_Exercise directions_. Text only, exactly as given: reproduce the entries below without their pictures.

[Dataset rows describing interfaces]
• • • • •
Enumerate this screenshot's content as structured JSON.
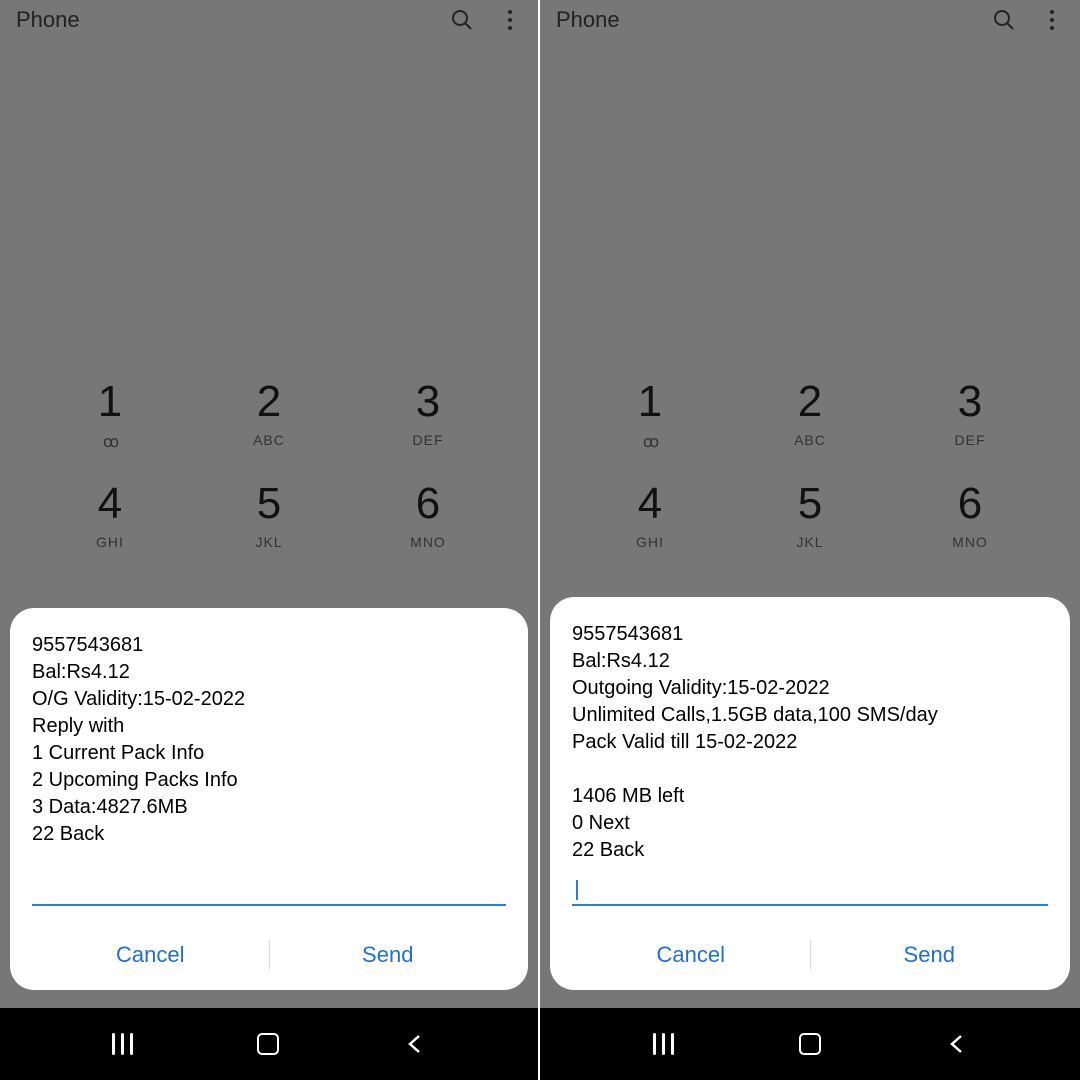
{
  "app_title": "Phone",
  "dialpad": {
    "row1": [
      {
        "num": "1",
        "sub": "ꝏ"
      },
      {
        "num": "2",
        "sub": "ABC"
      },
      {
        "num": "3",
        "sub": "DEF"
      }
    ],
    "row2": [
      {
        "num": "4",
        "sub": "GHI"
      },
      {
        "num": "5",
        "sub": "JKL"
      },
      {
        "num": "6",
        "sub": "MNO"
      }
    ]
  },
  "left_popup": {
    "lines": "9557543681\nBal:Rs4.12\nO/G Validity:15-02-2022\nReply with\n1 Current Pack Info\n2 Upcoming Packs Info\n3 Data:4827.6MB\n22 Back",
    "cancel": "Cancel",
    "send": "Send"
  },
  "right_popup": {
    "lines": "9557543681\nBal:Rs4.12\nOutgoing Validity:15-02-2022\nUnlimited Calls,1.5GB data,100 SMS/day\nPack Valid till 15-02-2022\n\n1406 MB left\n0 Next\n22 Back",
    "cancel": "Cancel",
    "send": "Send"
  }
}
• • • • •
_Solved problem_.
Enumerate this screenshot's content as structured JSON.
{
  "app_title": "Phone",
  "dialpad": {
    "row1": [
      {
        "num": "1",
        "sub": "ꝏ"
      },
      {
        "num": "2",
        "sub": "ABC"
      },
      {
        "num": "3",
        "sub": "DEF"
      }
    ],
    "row2": [
      {
        "num": "4",
        "sub": "GHI"
      },
      {
        "num": "5",
        "sub": "JKL"
      },
      {
        "num": "6",
        "sub": "MNO"
      }
    ]
  },
  "left_popup": {
    "lines": "9557543681\nBal:Rs4.12\nO/G Validity:15-02-2022\nReply with\n1 Current Pack Info\n2 Upcoming Packs Info\n3 Data:4827.6MB\n22 Back",
    "cancel": "Cancel",
    "send": "Send"
  },
  "right_popup": {
    "lines": "9557543681\nBal:Rs4.12\nOutgoing Validity:15-02-2022\nUnlimited Calls,1.5GB data,100 SMS/day\nPack Valid till 15-02-2022\n\n1406 MB left\n0 Next\n22 Back",
    "cancel": "Cancel",
    "send": "Send"
  }
}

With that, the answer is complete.